As a post script, Father, and during this time of immense sadness for the pain and woundedness of our world and especially that of the family of George Floyd, I pray for Your mercy on all of us. I pray for Your healing and comfort for wounds inflicted throughout our time, both intended and untended. I pray that You save and protect all of us from the wickedness and the snares of the Devil. And I pray that You free us of our chains that we might live free of slavery to any will but Yours, oh heavenly Lord.

In the name of the Father and the Son and the Holy Spirit, I pray. Amen.

Quiet comes to rest beside me

Entering into God’s silence,” is Merton’s theme for Monday of the first full week of Lent. He says, that in silence we

are formed and prepared so that [we] may speak what [we] have heard.

And doesn’t this resonate with all of us who spend our time here in this virtual space?

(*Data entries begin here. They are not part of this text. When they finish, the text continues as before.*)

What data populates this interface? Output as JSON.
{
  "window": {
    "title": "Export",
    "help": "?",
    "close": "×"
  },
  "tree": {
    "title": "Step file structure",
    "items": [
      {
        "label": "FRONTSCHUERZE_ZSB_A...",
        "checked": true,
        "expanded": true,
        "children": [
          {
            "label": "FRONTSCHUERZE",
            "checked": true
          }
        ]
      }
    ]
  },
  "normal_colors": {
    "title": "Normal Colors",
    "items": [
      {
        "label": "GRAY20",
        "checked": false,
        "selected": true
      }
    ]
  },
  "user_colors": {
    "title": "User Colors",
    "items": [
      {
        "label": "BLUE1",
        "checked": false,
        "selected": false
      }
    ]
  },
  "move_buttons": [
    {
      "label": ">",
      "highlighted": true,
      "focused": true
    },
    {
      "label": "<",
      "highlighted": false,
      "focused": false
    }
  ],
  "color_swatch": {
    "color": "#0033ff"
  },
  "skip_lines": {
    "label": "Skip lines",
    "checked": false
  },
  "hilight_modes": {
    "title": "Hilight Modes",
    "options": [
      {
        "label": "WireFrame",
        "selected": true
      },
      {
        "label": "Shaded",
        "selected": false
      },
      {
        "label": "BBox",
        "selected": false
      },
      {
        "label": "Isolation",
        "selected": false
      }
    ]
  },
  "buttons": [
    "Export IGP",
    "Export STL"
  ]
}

We share our experience and our reading and our revelations with others, in hopes of offering words, sharing stories, which might help someone else to find their way.

But silence, Merton says, and time apart from others is necessary for all of us.

At church yesterday our priest spoke about a similar theme, discussing Jesus’ time in the desert – in desolation, in silence, tempted and tried. Like Jesus, he said, during these quiet times God teaches us how to distinguish His voice — that voice planted like a seed deep within us at the moment of conception — from all the other voices that might ring in our ears.

I wrote a poem years ago — 40 years ago now — I was so young then and immature. Yet, even then, I knew that while I kind of liked the words…the way they sounded together…the sense that they said something important…I knew, even then, I didn’t really understand them or what they meant, even to me. It went like this:

Night sounds begin and light
becomes a shadow of a shadow
As dark isolation settles with a chill.

 

Breath won’t come. “Don’t go
…Don’t leave me here alone!!”
Wandering, lost,
Separate from all but One.

 

Then quiet comes to rest beside me,
And the crowd from the inner room
Pushes to be free.

What does it reveal about that girl nearly a half century ago? Fear of being alone.

I used to hate being alone. The silence when I was alone was never silent. When I was little, being alone scared me in that ghost-and-hobgoblin sort of way. As I got older, I just didn’t know what to do with silence and alone-ness.

By the time I wrote this, I had begun to catch just a faint glimmer. When I wrote that “quiet comes to rest beside me,” I always thought that when I really finally understood whatever this this work is that is mine to do in this life, that the line would read “quiet comes to rest within me.”

Still, now when I am silent and talking with God, I have a strong sense of His coming to rest beside me, His quiet loving presence cleansing me and making me whole again.

And even though there is a peacefulness associated with the experience, there is an incredible excitement. The crowd — all those unformed feelings and partial thoughts and gentle urgings — they rally up within me in a sort of freedom song in which I catch a glimpse of the person He intended me to be. They demand my attention, insist that I free them from my own anxieties and fears and expose them to the Light of His grace.